    • REC’s (renewable attributes) need to be retired by the customer or the utility and not sold.
    • By 2050 the grid will be 100% renewable. Buildings are part of that equation.
  4. Providers of Demand Flexibility for the Grid
    • Energy storage, grid integration, and flexibility to respond to grid signals.

Denver's Building Sector Embodied Carbon Emissions

When Denver achieves the goals of all new buildings and homes meeting Net Zero Energy (NZE) by 2030 and all building and homes meeting NZE by 2040, the impact of embodied carbon emissions grows exponentially. Denver’s Building Sector Embodied Carbon Emissions(PDF, 3MB) details the key findings and provides strategies for reducing embodied carbon and for policy development.

NZE New Buildings & Homes Implementation Plan

The City and County of Denver developed a comprehensive Net Zero Energy New Buildings and Homes Implementation Plan with the New Buildings Institute (NBI) and intensive stakeholder engagement. The Implementation Plan details goals, milestones, and targets achieve net zero energy in new buildings and homes. Support for the document creation was provided by the American Cities Climate Challenge.

NZE New Buildings & Homes Implementation Plan(PDF, 4MB)

The Implementation Plan is heavily based on Denver stakeholder input to ensure this plan is equitable, accessible, and achievable for all building types and stakeholders. The City and County of Denver hosted Stakeholder Meetings to ensure this Implementation Plan provides specific and achievable pathways to net-zero energy new buildings and homes. The Phase One meeting and an interim meeting were held in 2019 and a Phase Two meeting and a Public Input Meeting were held in October 2020. The meeting notes and presentations for each are available below. 

Phase 1 Meetings: Completed in October 2019

Interim Dec Meeting: Building Policies & Strategies for Climate Task Force*

Phase 2 Meetings: Completed in October 2020

Public Input Meeting: Completed in October 2020

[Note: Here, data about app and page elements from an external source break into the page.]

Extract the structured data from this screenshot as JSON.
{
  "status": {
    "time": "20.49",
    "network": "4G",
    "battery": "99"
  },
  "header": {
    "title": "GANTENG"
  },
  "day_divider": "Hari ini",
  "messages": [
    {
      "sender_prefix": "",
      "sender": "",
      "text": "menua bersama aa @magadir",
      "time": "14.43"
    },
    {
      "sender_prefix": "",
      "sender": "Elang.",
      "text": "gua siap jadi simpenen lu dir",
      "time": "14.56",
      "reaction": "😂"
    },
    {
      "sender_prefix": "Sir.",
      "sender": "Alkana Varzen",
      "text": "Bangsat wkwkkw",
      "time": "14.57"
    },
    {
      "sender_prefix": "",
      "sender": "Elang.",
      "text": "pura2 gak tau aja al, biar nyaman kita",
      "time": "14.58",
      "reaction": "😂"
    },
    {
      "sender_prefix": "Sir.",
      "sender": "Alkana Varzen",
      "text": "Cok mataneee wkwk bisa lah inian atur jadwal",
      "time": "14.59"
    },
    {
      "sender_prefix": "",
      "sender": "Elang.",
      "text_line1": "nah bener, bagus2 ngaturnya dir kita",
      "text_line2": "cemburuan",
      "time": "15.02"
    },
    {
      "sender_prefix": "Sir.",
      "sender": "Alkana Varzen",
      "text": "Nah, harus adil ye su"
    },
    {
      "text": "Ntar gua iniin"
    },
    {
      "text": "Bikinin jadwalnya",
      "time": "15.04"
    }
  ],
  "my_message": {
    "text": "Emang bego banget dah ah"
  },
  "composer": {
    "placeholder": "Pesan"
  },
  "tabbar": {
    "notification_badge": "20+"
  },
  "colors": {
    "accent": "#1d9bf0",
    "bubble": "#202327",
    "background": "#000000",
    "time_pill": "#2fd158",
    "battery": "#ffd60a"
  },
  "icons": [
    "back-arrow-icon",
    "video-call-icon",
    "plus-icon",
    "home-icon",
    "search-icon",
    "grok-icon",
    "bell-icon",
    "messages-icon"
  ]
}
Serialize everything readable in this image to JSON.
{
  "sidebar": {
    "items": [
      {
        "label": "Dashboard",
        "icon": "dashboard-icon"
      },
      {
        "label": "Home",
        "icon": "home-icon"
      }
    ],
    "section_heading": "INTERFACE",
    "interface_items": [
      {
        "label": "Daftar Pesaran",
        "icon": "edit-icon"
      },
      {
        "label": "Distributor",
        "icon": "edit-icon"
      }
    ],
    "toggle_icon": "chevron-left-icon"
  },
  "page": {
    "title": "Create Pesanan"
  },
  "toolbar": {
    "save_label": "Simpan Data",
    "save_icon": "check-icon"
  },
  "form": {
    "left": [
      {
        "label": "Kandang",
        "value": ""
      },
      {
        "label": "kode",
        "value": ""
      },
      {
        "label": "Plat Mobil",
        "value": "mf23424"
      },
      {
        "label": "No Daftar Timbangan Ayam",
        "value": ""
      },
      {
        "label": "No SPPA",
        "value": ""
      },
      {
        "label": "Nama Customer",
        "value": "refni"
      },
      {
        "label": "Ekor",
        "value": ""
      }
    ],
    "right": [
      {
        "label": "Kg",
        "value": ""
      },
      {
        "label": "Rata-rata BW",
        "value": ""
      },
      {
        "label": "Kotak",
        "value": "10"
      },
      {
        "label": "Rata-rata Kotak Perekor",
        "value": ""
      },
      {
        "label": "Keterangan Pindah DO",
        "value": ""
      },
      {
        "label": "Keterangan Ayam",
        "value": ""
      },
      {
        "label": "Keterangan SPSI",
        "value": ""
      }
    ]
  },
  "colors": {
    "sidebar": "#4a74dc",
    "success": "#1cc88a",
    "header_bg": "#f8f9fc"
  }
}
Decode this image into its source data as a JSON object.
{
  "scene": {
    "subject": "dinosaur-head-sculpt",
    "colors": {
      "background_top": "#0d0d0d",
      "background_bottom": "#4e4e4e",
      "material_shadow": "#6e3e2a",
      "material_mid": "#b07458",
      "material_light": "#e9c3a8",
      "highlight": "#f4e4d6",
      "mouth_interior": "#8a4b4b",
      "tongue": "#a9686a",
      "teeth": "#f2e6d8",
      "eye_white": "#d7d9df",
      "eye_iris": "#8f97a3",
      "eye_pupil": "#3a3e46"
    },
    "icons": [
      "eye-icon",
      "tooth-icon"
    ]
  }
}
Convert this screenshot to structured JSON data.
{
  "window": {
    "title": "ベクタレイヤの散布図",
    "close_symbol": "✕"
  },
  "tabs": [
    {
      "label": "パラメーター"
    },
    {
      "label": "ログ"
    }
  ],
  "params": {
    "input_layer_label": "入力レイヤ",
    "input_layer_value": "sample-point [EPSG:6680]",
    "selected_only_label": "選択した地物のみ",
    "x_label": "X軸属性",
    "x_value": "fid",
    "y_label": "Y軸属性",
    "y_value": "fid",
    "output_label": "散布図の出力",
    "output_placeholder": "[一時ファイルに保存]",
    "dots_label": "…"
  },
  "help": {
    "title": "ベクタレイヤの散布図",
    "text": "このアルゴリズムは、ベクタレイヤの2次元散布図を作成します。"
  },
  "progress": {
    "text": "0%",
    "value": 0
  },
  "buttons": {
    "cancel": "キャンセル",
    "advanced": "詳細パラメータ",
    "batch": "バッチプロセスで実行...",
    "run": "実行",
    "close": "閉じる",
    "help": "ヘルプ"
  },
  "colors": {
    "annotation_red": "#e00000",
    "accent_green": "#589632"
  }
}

*If you need assistance reading these documents please contact us at energyprogram@denvergov.org.

Please contact energyprogram@denvergov.org if you would like to be added to our Net Zero Energy New Building newsletters.